There is increasing evidence that genetic alterations modify the metabolic program of cells. Since cancer cells are dependent on these changes in metabolism for proliferation, there has been a great interest in exploiting these metabolic liabilities for cancer therapy. As a postdoc at the Whitehead Institute of MIT, Birsoy investigated cancer cells’ metabolic response to the nutrient-deprived environment found within tumors. Using the Nutrostat, an instrument he designed to test cells’ response to low-nutrient environments, Birsoy discovered several biomarkers, including mitochondrial mutations, for glucose sensitivity among different cancer cells. Subsequent experiments showed that these mutations conferred susceptibility to mitochondrial inhibition by biguanides, a class of diabetes drugs.

To expand upon his previous work, Birsoy’s lab is systematically mapping out cancer cell dependencies on other nutrients, such as amino acids and lipids, while simultaneously looking for opportunities to exploit them for cancer therapy. Understanding the molecular basis for these dependencies will help unveil new metabolic programs and may aid in the development of innovative strategies for cancer treatment, including traditional compounds designed to inhibit intracellular enzymes as well as nutritional approaches to eliminate cancer-feeding metabolites from the blood.

Birsoy is also interested in understanding mitochondrial dysfunction, a common feature of many diseases including cancer and mitochondrial disorders. Current therapies are limited for mitochondrial disorders, which are characterized by multi-organ dysfunction, and symptom management remains the primary treatment option. This is due in part to a lack of validated drug targets and the absence of relevant disease models. Using a combination of genetic and metabolomic tools, Birsoy’s lab is examining how mitochondrial dysfunction affects cellular metabolism to give rise to these various disease phenotypes.

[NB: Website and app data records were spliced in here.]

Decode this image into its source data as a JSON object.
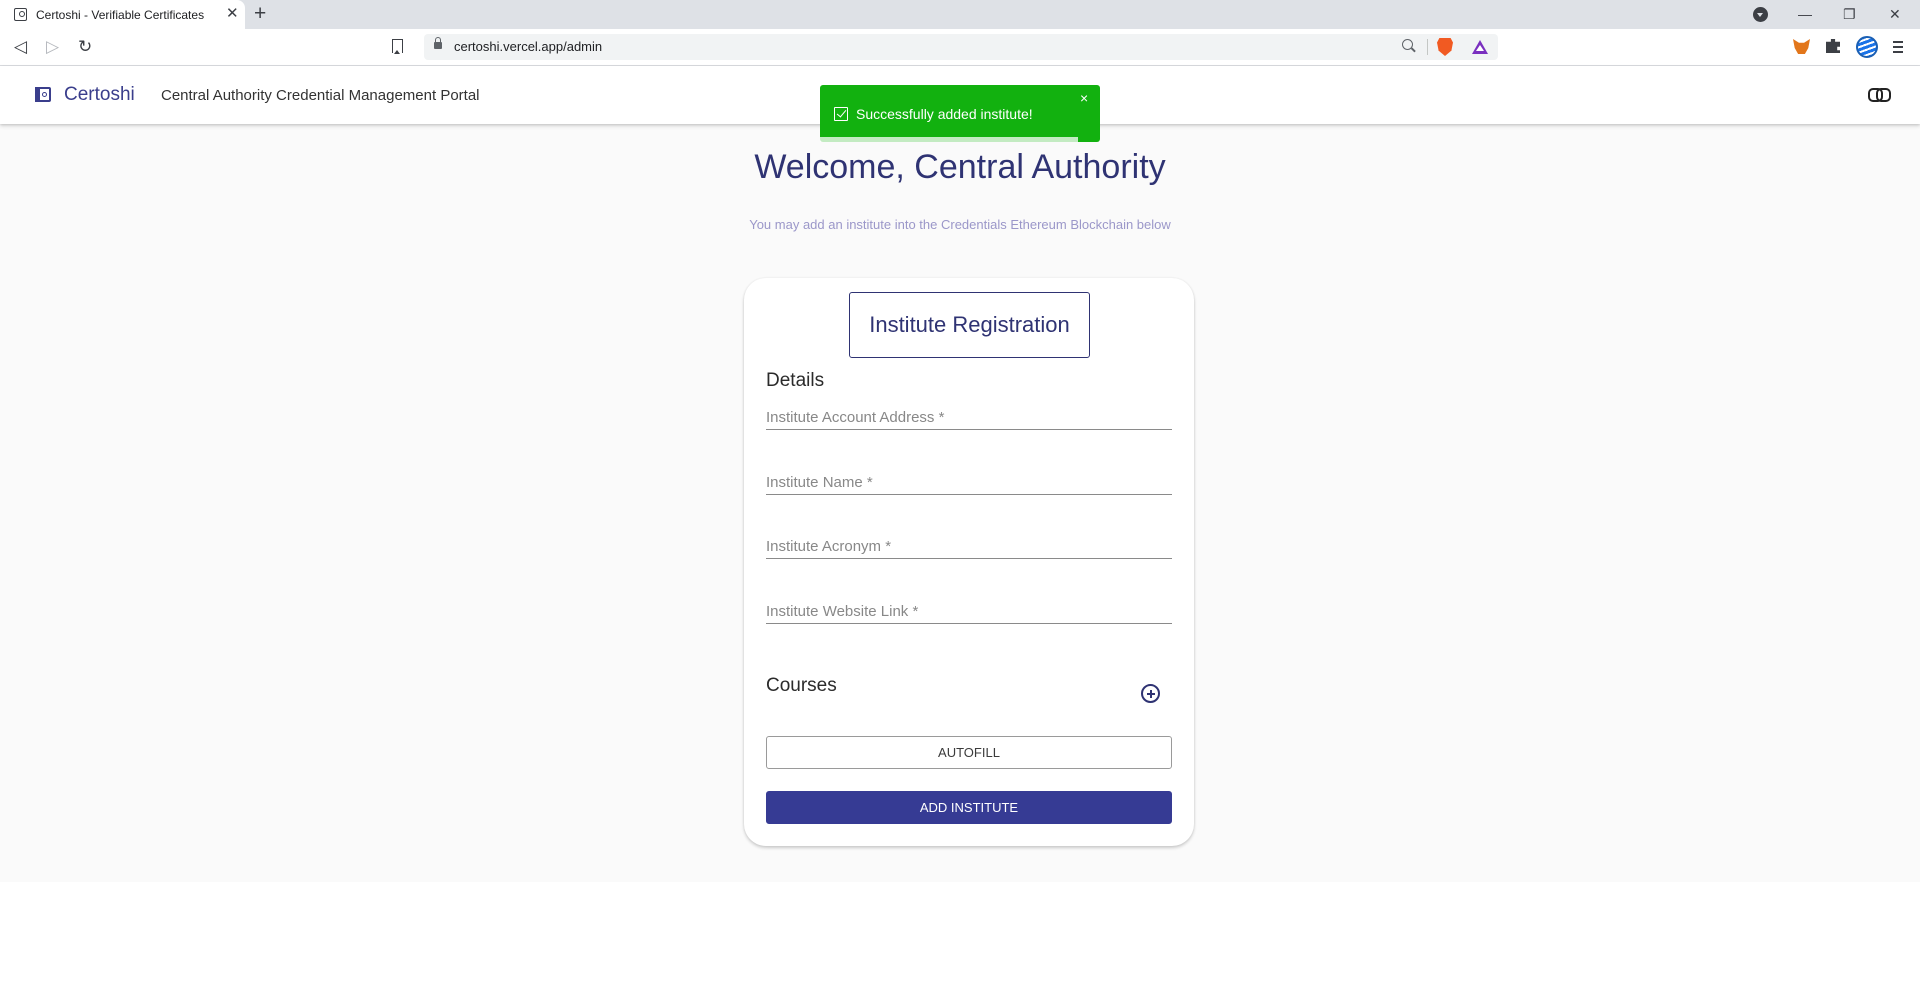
{
  "browser": {
    "tab_title": "Certoshi - Verifiable Certificates",
    "new_tab": "+",
    "tab_close": "✕",
    "url": "certoshi.vercel.app/admin",
    "window_controls": {
      "minimize": "—",
      "restore": "❐",
      "close": "✕"
    },
    "nav": {
      "back": "◁",
      "forward": "▷",
      "reload": "↻"
    },
    "icons": [
      "bookmark-icon",
      "lock-icon",
      "zoom-icon",
      "brave-shields-icon",
      "brave-rewards-icon",
      "metamask-fox-icon",
      "extensions-puzzle-icon",
      "profile-globe-icon",
      "menu-icon"
    ]
  },
  "app": {
    "brand": "Certoshi",
    "portal_title": "Central Authority Credential Management Portal",
    "toast": {
      "message": "Successfully added institute!",
      "close": "×",
      "color": "#12b10f",
      "progress_remaining": 0.92
    },
    "welcome": "Welcome, Central Authority",
    "subtitle": "You may add an institute into the Credentials Ethereum Blockchain below",
    "accent_color": "#363b94",
    "form": {
      "title": "Institute Registration",
      "details_label": "Details",
      "fields": [
        {
          "placeholder": "Institute Account Address *",
          "value": ""
        },
        {
          "placeholder": "Institute Name *",
          "value": ""
        },
        {
          "placeholder": "Institute Acronym *",
          "value": ""
        },
        {
          "placeholder": "Institute Website Link *",
          "value": ""
        }
      ],
      "courses_label": "Courses",
      "autofill_label": "AUTOFILL",
      "submit_label": "ADD INSTITUTE"
    }
  }
}
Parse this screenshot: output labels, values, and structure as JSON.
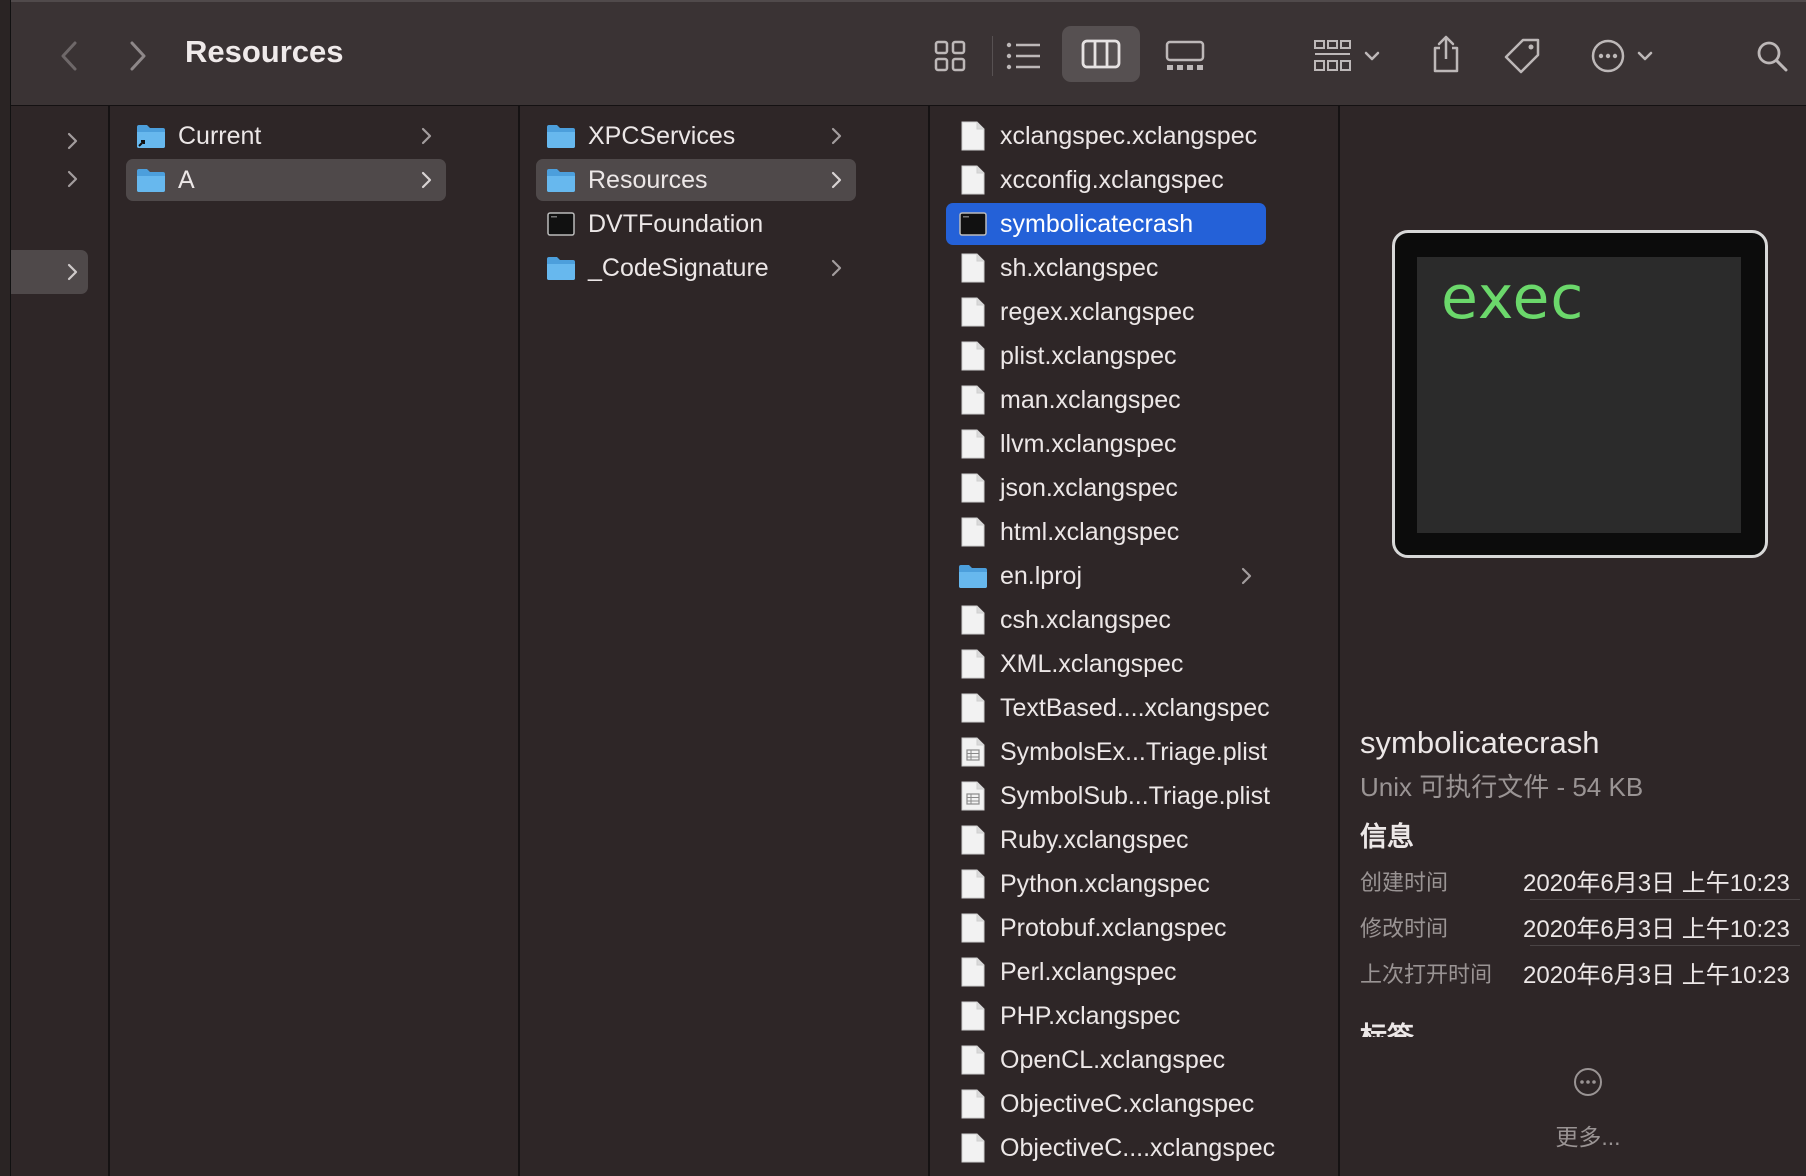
{
  "toolbar": {
    "title": "Resources",
    "back_icon": "chevron-left-icon",
    "forward_icon": "chevron-right-icon",
    "view_icons": [
      "grid-view-icon",
      "list-view-icon",
      "column-view-icon",
      "gallery-view-icon"
    ],
    "active_view": "column-view-icon",
    "tools": [
      "group-by-icon",
      "share-icon",
      "tag-icon",
      "more-actions-icon",
      "search-icon"
    ]
  },
  "columns": {
    "col1": {
      "items": [
        {
          "name": "Current",
          "type": "folder-alias",
          "has_children": true
        },
        {
          "name": "A",
          "type": "folder",
          "has_children": true,
          "selected": true
        }
      ]
    },
    "col2": {
      "items": [
        {
          "name": "XPCServices",
          "type": "folder",
          "has_children": true
        },
        {
          "name": "Resources",
          "type": "folder",
          "has_children": true,
          "selected": true
        },
        {
          "name": "DVTFoundation",
          "type": "executable",
          "has_children": false
        },
        {
          "name": "_CodeSignature",
          "type": "folder",
          "has_children": true
        }
      ]
    },
    "col3": {
      "items": [
        {
          "name": "xclangspec.xclangspec",
          "type": "file"
        },
        {
          "name": "xcconfig.xclangspec",
          "type": "file"
        },
        {
          "name": "symbolicatecrash",
          "type": "executable",
          "selected": true
        },
        {
          "name": "sh.xclangspec",
          "type": "file"
        },
        {
          "name": "regex.xclangspec",
          "type": "file"
        },
        {
          "name": "plist.xclangspec",
          "type": "file"
        },
        {
          "name": "man.xclangspec",
          "type": "file"
        },
        {
          "name": "llvm.xclangspec",
          "type": "file"
        },
        {
          "name": "json.xclangspec",
          "type": "file"
        },
        {
          "name": "html.xclangspec",
          "type": "file"
        },
        {
          "name": "en.lproj",
          "type": "folder",
          "has_children": true
        },
        {
          "name": "csh.xclangspec",
          "type": "file"
        },
        {
          "name": "XML.xclangspec",
          "type": "file"
        },
        {
          "name": "TextBased....xclangspec",
          "type": "file"
        },
        {
          "name": "SymbolsEx...Triage.plist",
          "type": "plist"
        },
        {
          "name": "SymbolSub...Triage.plist",
          "type": "plist"
        },
        {
          "name": "Ruby.xclangspec",
          "type": "file"
        },
        {
          "name": "Python.xclangspec",
          "type": "file"
        },
        {
          "name": "Protobuf.xclangspec",
          "type": "file"
        },
        {
          "name": "Perl.xclangspec",
          "type": "file"
        },
        {
          "name": "PHP.xclangspec",
          "type": "file"
        },
        {
          "name": "OpenCL.xclangspec",
          "type": "file"
        },
        {
          "name": "ObjectiveC.xclangspec",
          "type": "file"
        },
        {
          "name": "ObjectiveC....xclangspec",
          "type": "file"
        }
      ]
    }
  },
  "preview": {
    "thumb_text": "exec",
    "name": "symbolicatecrash",
    "kind": "Unix 可执行文件 - 54 KB",
    "info_heading": "信息",
    "info": [
      {
        "label": "创建时间",
        "value": "2020年6月3日 上午10:23"
      },
      {
        "label": "修改时间",
        "value": "2020年6月3日 上午10:23"
      },
      {
        "label": "上次打开时间",
        "value": "2020年6月3日 上午10:23"
      }
    ],
    "tags_heading": "标签",
    "more_label": "更多..."
  },
  "colors": {
    "selection_blue": "#2461d8",
    "selection_gray": "#4f494a",
    "folder_blue": "#5aaee8",
    "exec_green": "#6bd86b"
  }
}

In addition, the Birsoy lab studies inborn errors of metabolism, rare genetic disorders like organic acidurias, in which metabolites accumulate to toxic levels. This metabolite buildup causes a wide array of symptoms, including damage to the liver and brain. Birsoy’s lab aims to better understand the mechanisms by which metabolites damage specific organs. A fuller understanding of these mechanisms may lead to novel therapeutic strategies for rare genetic disorders.